When control transistor 48 is controlled in such a way that it exhibits a high resistance and thus poor conductivity, the potential at the source of the respective power-stage transistor 20, 22 rises. Less current flows through power-stage transistor 20, 22, and it transitions into the pinch-off region.

When power transistor 48 is controlled in such a way that it exhibits a low resistance and thus high conductivity, the potential present at the source of the respective power-stage transistor 20, 22 is low. The high gate-source voltage associated therewith results in a correspondingly high current intensity in stator winding 12, 14.

As depicted in FIG. 3, a smoothing of the current curve is achieved with the present invention. In contrast to conventional commutation methods (curve A), according to the present invention the current through a stator winding is kept substantially constant either during energization (curve B) or throughout the entire operating period of the motor (curve C).

FIG. 4 shows an exemplifying embodiment according to the present invention of a full-bridge circuit for a three-phase electronically commutated motor 10′.

Identical or identically functioning components are labeled with the same reference characters and will not be explained again.

Stator 220 comprises three winding phases 221, 222, 223 in a wye configuration, which are connected between a neutral point 224 and winding terminals L1, L2, and L3.

Power stage 200 is implemented as a full bridge, and comprises three upper transistors 201, 202, 203 that are connected between positive lead 24 and respective winding terminals L1, L2, and L3; as well as three lower transistors 204, 205, 206 that are connected between respective winding terminals L1, L2, and L3 and control transistor 48.

Gate terminals G of power-stage transistors 201 to 206 are controlled by a power-stage control system 210 via terminals 211 to 216.

Control transistor 48 is adjusted in such a way that lower transistors 204, 205, 206 each operate in the pinch-off region.
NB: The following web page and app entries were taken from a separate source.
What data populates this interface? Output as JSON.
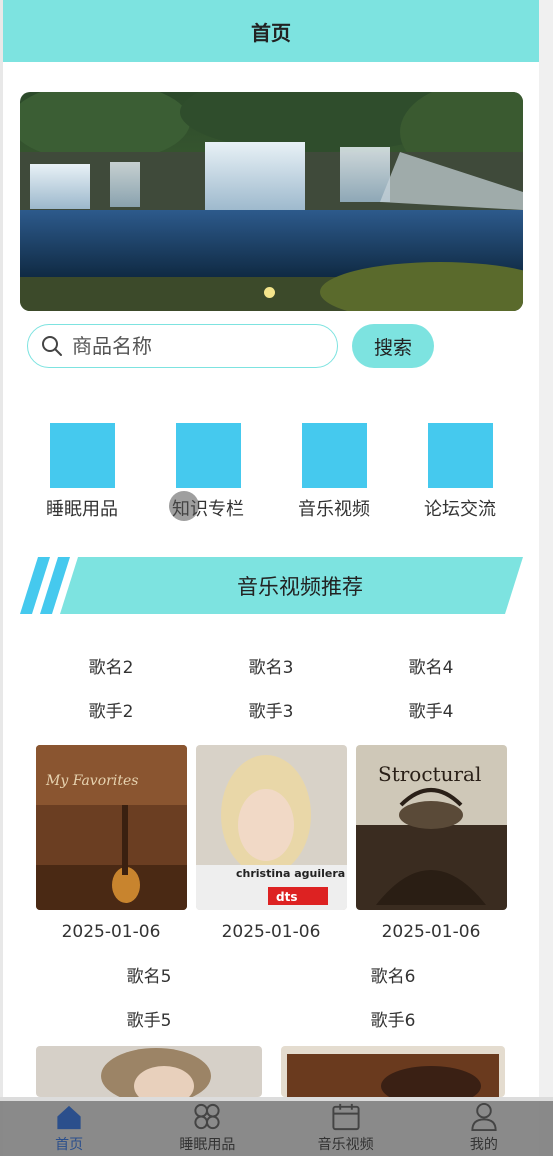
{
  "header": {
    "title": "首页"
  },
  "search": {
    "placeholder": "商品名称",
    "button_label": "搜索"
  },
  "categories": [
    {
      "label": "睡眠用品"
    },
    {
      "label": "知识专栏"
    },
    {
      "label": "音乐视频"
    },
    {
      "label": "论坛交流"
    }
  ],
  "section": {
    "title": "音乐视频推荐"
  },
  "songs": [
    {
      "name": "歌名2",
      "singer": "歌手2",
      "date": "2025-01-06"
    },
    {
      "name": "歌名3",
      "singer": "歌手3",
      "date": "2025-01-06"
    },
    {
      "name": "歌名4",
      "singer": "歌手4",
      "date": "2025-01-06"
    },
    {
      "name": "歌名5",
      "singer": "歌手5"
    },
    {
      "name": "歌名6",
      "singer": "歌手6"
    }
  ],
  "covers": {
    "cover1_text": "My Favorites",
    "cover2_text": "christina aguilera",
    "cover2_sub": "dts",
    "cover3_text": "Stroctural"
  },
  "tabbar": [
    {
      "label": "首页",
      "icon": "home-icon",
      "active": true
    },
    {
      "label": "睡眠用品",
      "icon": "grid-icon"
    },
    {
      "label": "音乐视频",
      "icon": "calendar-icon"
    },
    {
      "label": "我的",
      "icon": "user-icon"
    }
  ],
  "colors": {
    "accent": "#7de3e0",
    "category_icon": "#45c9ee",
    "active_tab": "#2b4f8c"
  }
}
Commutation is accomplished by means of control input to power-stage transistors 211 to 216, and therefore to winding terminals L1, L2, L3, as a function of the position of rotor 16′.

In a preferred embodiment, the respective upper transistors 201, 202, 203 or lower transistors 204, 205, 206 are made conductive for the entire commutation period. In a further preferred embodiment, commutation off-times are provided upon a change in energization in order to prevent short-circuiting. It is additionally possible to control upper transistors 201, 202, 203 using a clock-timed control signal 201, 202, 203.

Numerous variants and modifications are of course possible within the scope of the present invention.